Britain’s survival lies in the sea lanes and the traffic that flows along them. Today war has spread to the third dimension, and command of the sea entails command of the air above it. Coastal Command must scan the skies and search the seas. Their eyes reach further than ever in history. We now have the Shackleton Long Range Reconnaissance Aircraft flying further and staying aloft longer than any of her predecessors. Fighter Command now armed with something keener and swifter and more deadly to its foes than anything the last war ever saw. Speed is vital. Jets mean speed that takes a man and his machine nine miles in every minute – and more to come. That means new techniques on the ground too – new methods of control, new operations, new radar eyes.

R.A.F Officer: “Operations”. “Tiger and oxo squadrons – scramble”.

Main Commentator: And more, new standards of human skill, the mass take-off that launches a squadron of Jets almost simultaneously into the air, from a crowded howling runway, like angry falcons.

The Meteor is faster than the Spitfire but the progress of development is also fast: the Meteor is to be replaced by new fighters such as the Swift and the P. 1067 – the fastest fighter flying today. Among the bombers Anglo-American co-operation is very close. After the war Britain decided to jump production straight from the Lincolns and the Lancasters to the Jets. Meanwhile, to ensure a striking force at all times the R.A.F. man these Washingtons, as we call the Super Fortresses. We have also provided bases for the United States Air Force, who operate such enormous airborne monsters as the B-36, most gigantic of bombers, a ten-engined battleship – six piston engines and four jets. And now the Jet Bombers of the R.A.F. are coming along. The Canberra is coming into squadron service – a sleek thing more beautiful to the eye than to the ear; which can fly twice as fast as the Lincoln and twice as high. The R.A.F’s tremendously powerful weapon-to-come is the Valient, the new four jet bomber, a magnificent example of British engineering.

In this disintegrated world we have, at last, found an integrated will for peace. The North Atlantic Treaty Organisation means an interlocking efficiency new to the history of this contending world. Now the mechanics of European defence are welded, under General Eisenhower and his Air Chief, Air Chief Marshall Saunders, who has the task of co-ordinating the growing efforts of all our neighbour lands to build their air strength. So the air, which covers without frontier or discrimination the surface of our Europe, becomes the Junction of our co-operative effort. The Vampires fly over Holland; the North Atlantic Treaty Organisation ignores the land frontiers so that each may be inviolate.

Those who live below, anchored to the anxious ground, watch the passage of the thing that means security to them and to us, and maybe to the world.

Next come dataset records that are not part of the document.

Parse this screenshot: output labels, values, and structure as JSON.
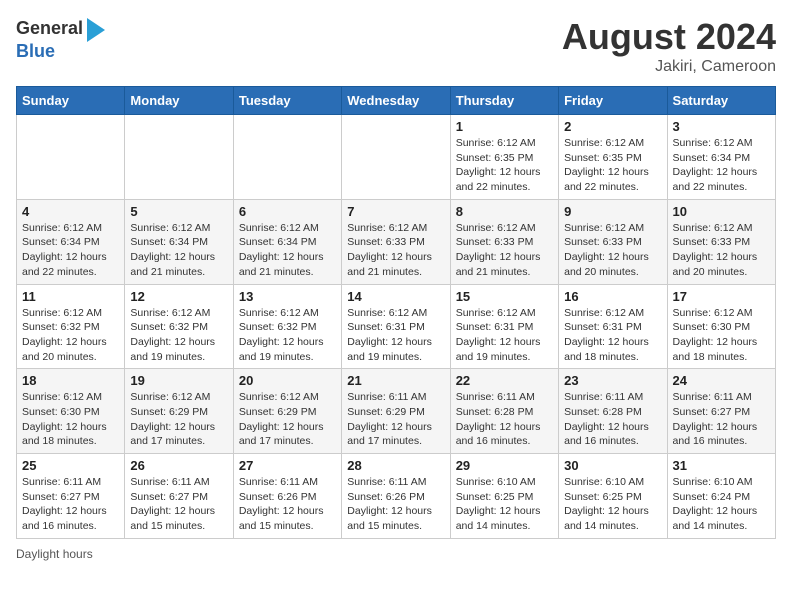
{
  "header": {
    "logo_line1": "General",
    "logo_line2": "Blue",
    "month_year": "August 2024",
    "location": "Jakiri, Cameroon"
  },
  "weekdays": [
    "Sunday",
    "Monday",
    "Tuesday",
    "Wednesday",
    "Thursday",
    "Friday",
    "Saturday"
  ],
  "weeks": [
    [
      {
        "day": "",
        "info": ""
      },
      {
        "day": "",
        "info": ""
      },
      {
        "day": "",
        "info": ""
      },
      {
        "day": "",
        "info": ""
      },
      {
        "day": "1",
        "info": "Sunrise: 6:12 AM\nSunset: 6:35 PM\nDaylight: 12 hours and 22 minutes."
      },
      {
        "day": "2",
        "info": "Sunrise: 6:12 AM\nSunset: 6:35 PM\nDaylight: 12 hours and 22 minutes."
      },
      {
        "day": "3",
        "info": "Sunrise: 6:12 AM\nSunset: 6:34 PM\nDaylight: 12 hours and 22 minutes."
      }
    ],
    [
      {
        "day": "4",
        "info": "Sunrise: 6:12 AM\nSunset: 6:34 PM\nDaylight: 12 hours and 22 minutes."
      },
      {
        "day": "5",
        "info": "Sunrise: 6:12 AM\nSunset: 6:34 PM\nDaylight: 12 hours and 21 minutes."
      },
      {
        "day": "6",
        "info": "Sunrise: 6:12 AM\nSunset: 6:34 PM\nDaylight: 12 hours and 21 minutes."
      },
      {
        "day": "7",
        "info": "Sunrise: 6:12 AM\nSunset: 6:33 PM\nDaylight: 12 hours and 21 minutes."
      },
      {
        "day": "8",
        "info": "Sunrise: 6:12 AM\nSunset: 6:33 PM\nDaylight: 12 hours and 21 minutes."
      },
      {
        "day": "9",
        "info": "Sunrise: 6:12 AM\nSunset: 6:33 PM\nDaylight: 12 hours and 20 minutes."
      },
      {
        "day": "10",
        "info": "Sunrise: 6:12 AM\nSunset: 6:33 PM\nDaylight: 12 hours and 20 minutes."
      }
    ],
    [
      {
        "day": "11",
        "info": "Sunrise: 6:12 AM\nSunset: 6:32 PM\nDaylight: 12 hours and 20 minutes."
      },
      {
        "day": "12",
        "info": "Sunrise: 6:12 AM\nSunset: 6:32 PM\nDaylight: 12 hours and 19 minutes."
      },
      {
        "day": "13",
        "info": "Sunrise: 6:12 AM\nSunset: 6:32 PM\nDaylight: 12 hours and 19 minutes."
      },
      {
        "day": "14",
        "info": "Sunrise: 6:12 AM\nSunset: 6:31 PM\nDaylight: 12 hours and 19 minutes."
      },
      {
        "day": "15",
        "info": "Sunrise: 6:12 AM\nSunset: 6:31 PM\nDaylight: 12 hours and 19 minutes."
      },
      {
        "day": "16",
        "info": "Sunrise: 6:12 AM\nSunset: 6:31 PM\nDaylight: 12 hours and 18 minutes."
      },
      {
        "day": "17",
        "info": "Sunrise: 6:12 AM\nSunset: 6:30 PM\nDaylight: 12 hours and 18 minutes."
      }
    ],
    [
      {
        "day": "18",
        "info": "Sunrise: 6:12 AM\nSunset: 6:30 PM\nDaylight: 12 hours and 18 minutes."
      },
      {
        "day": "19",
        "info": "Sunrise: 6:12 AM\nSunset: 6:29 PM\nDaylight: 12 hours and 17 minutes."
      },
      {
        "day": "20",
        "info": "Sunrise: 6:12 AM\nSunset: 6:29 PM\nDaylight: 12 hours and 17 minutes."
      },
      {
        "day": "21",
        "info": "Sunrise: 6:11 AM\nSunset: 6:29 PM\nDaylight: 12 hours and 17 minutes."
      },
      {
        "day": "22",
        "info": "Sunrise: 6:11 AM\nSunset: 6:28 PM\nDaylight: 12 hours and 16 minutes."
      },
      {
        "day": "23",
        "info": "Sunrise: 6:11 AM\nSunset: 6:28 PM\nDaylight: 12 hours and 16 minutes."
      },
      {
        "day": "24",
        "info": "Sunrise: 6:11 AM\nSunset: 6:27 PM\nDaylight: 12 hours and 16 minutes."
      }
    ],
    [
      {
        "day": "25",
        "info": "Sunrise: 6:11 AM\nSunset: 6:27 PM\nDaylight: 12 hours and 16 minutes."
      },
      {
        "day": "26",
        "info": "Sunrise: 6:11 AM\nSunset: 6:27 PM\nDaylight: 12 hours and 15 minutes."
      },
      {
        "day": "27",
        "info": "Sunrise: 6:11 AM\nSunset: 6:26 PM\nDaylight: 12 hours and 15 minutes."
      },
      {
        "day": "28",
        "info": "Sunrise: 6:11 AM\nSunset: 6:26 PM\nDaylight: 12 hours and 15 minutes."
      },
      {
        "day": "29",
        "info": "Sunrise: 6:10 AM\nSunset: 6:25 PM\nDaylight: 12 hours and 14 minutes."
      },
      {
        "day": "30",
        "info": "Sunrise: 6:10 AM\nSunset: 6:25 PM\nDaylight: 12 hours and 14 minutes."
      },
      {
        "day": "31",
        "info": "Sunrise: 6:10 AM\nSunset: 6:24 PM\nDaylight: 12 hours and 14 minutes."
      }
    ]
  ],
  "legend": {
    "daylight_label": "Daylight hours"
  }
}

Our contribution is ourselves, and our brothers of the Commonwealth – the Canadians, the Australians, the New Zealanders, the South Africans – a glorious brotherhood of the air, the common element which is shared by all who breathe it, and share a love of freedom. Freedom to be maintained by such roaring things as these. Together, always together. Those who share the common sky of freedom – must protect, it, together.